ACTIVITY >> The reply should consist of every entry, repeated exactly.

_____

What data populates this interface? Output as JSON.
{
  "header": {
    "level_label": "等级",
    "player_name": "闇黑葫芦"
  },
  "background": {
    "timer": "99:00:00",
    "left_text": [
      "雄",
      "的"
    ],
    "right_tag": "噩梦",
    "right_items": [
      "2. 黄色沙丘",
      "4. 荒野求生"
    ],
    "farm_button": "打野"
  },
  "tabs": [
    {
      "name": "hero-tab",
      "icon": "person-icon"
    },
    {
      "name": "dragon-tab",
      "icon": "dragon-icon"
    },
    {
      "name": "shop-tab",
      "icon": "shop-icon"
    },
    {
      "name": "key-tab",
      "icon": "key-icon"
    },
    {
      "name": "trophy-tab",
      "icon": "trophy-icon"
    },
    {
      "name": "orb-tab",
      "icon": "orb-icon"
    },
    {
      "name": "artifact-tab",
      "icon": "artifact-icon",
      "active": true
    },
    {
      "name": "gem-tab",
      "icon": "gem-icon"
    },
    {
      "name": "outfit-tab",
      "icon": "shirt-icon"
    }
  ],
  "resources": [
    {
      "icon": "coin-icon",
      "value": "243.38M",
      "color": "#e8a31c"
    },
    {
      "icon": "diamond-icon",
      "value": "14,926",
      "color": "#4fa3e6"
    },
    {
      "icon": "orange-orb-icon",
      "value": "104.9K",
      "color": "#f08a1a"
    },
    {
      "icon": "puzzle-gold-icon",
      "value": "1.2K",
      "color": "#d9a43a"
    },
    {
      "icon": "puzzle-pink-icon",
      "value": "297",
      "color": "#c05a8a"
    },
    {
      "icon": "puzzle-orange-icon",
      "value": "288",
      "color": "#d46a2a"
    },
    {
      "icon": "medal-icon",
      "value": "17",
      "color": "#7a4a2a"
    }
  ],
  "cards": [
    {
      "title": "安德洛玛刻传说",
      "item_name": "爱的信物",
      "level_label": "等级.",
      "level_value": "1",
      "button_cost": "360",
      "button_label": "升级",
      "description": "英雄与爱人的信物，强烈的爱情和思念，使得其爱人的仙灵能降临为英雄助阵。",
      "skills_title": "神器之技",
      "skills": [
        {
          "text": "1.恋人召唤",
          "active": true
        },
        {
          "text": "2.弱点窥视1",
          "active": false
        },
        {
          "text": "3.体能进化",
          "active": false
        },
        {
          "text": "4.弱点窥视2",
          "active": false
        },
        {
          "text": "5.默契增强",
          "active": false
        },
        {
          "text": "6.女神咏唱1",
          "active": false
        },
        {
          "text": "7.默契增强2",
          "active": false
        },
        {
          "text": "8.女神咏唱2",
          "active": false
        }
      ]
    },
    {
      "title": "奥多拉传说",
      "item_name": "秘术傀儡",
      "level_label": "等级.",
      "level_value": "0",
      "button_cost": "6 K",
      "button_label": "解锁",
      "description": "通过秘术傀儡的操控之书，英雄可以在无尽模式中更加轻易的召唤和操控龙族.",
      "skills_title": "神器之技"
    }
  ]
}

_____

EXPECTED OUTPUT >>
What data populates this interface? Output as JSON.
{
  "header": {
    "level_label": "等级",
    "player_name": "闇黑葫芦"
  },
  "background": {
    "timer": "99:00:00",
    "left_text": [
      "雄",
      "的"
    ],
    "right_tag": "噩梦",
    "right_items": [
      "2. 黄色沙丘",
      "4. 荒野求生"
    ],
    "farm_button": "打野"
  },
  "tabs": [
    {
      "name": "hero-tab",
      "icon": "person-icon"
    },
    {
      "name": "dragon-tab",
      "icon": "dragon-icon"
    },
    {
      "name": "shop-tab",
      "icon": "shop-icon"
    },
    {
      "name": "key-tab",
      "icon": "key-icon"
    },
    {
      "name": "trophy-tab",
      "icon": "trophy-icon"
    },
    {
      "name": "orb-tab",
      "icon": "orb-icon"
    },
    {
      "name": "artifact-tab",
      "icon": "artifact-icon",
      "active": true
    },
    {
      "name": "gem-tab",
      "icon": "gem-icon"
    },
    {
      "name": "outfit-tab",
      "icon": "shirt-icon"
    }
  ],
  "resources": [
    {
      "icon": "coin-icon",
      "value": "243.38M",
      "color": "#e8a31c"
    },
    {
      "icon": "diamond-icon",
      "value": "14,926",
      "color": "#4fa3e6"
    },
    {
      "icon": "orange-orb-icon",
      "value": "104.9K",
      "color": "#f08a1a"
    },
    {
      "icon": "puzzle-gold-icon",
      "value": "1.2K",
      "color": "#d9a43a"
    },
    {
      "icon": "puzzle-pink-icon",
      "value": "297",
      "color": "#c05a8a"
    },
    {
      "icon": "puzzle-orange-icon",
      "value": "288",
      "color": "#d46a2a"
    },
    {
      "icon": "medal-icon",
      "value": "17",
      "color": "#7a4a2a"
    }
  ],
  "cards": [
    {
      "title": "安德洛玛刻传说",
      "item_name": "爱的信物",
      "level_label": "等级.",
      "level_value": "1",
      "button_cost": "360",
      "button_label": "升级",
      "description": "英雄与爱人的信物，强烈的爱情和思念，使得其爱人的仙灵能降临为英雄助阵。",
      "skills_title": "神器之技",
      "skills": [
        {
          "text": "1.恋人召唤",
          "active": true
        },
        {
          "text": "2.弱点窥视1",
          "active": false
        },
        {
          "text": "3.体能进化",
          "active": false
        },
        {
          "text": "4.弱点窥视2",
          "active": false
        },
        {
          "text": "5.默契增强",
          "active": false
        },
        {
          "text": "6.女神咏唱1",
          "active": false
        },
        {
          "text": "7.默契增强2",
          "active": false
        },
        {
          "text": "8.女神咏唱2",
          "active": false
        }
      ]
    },
    {
      "title": "奥多拉传说",
      "item_name": "秘术傀儡",
      "level_label": "等级.",
      "level_value": "0",
      "button_cost": "6 K",
      "button_label": "解锁",
      "description": "通过秘术傀儡的操控之书，英雄可以在无尽模式中更加轻易的召唤和操控龙族.",
      "skills_title": "神器之技"
    }
  ]
}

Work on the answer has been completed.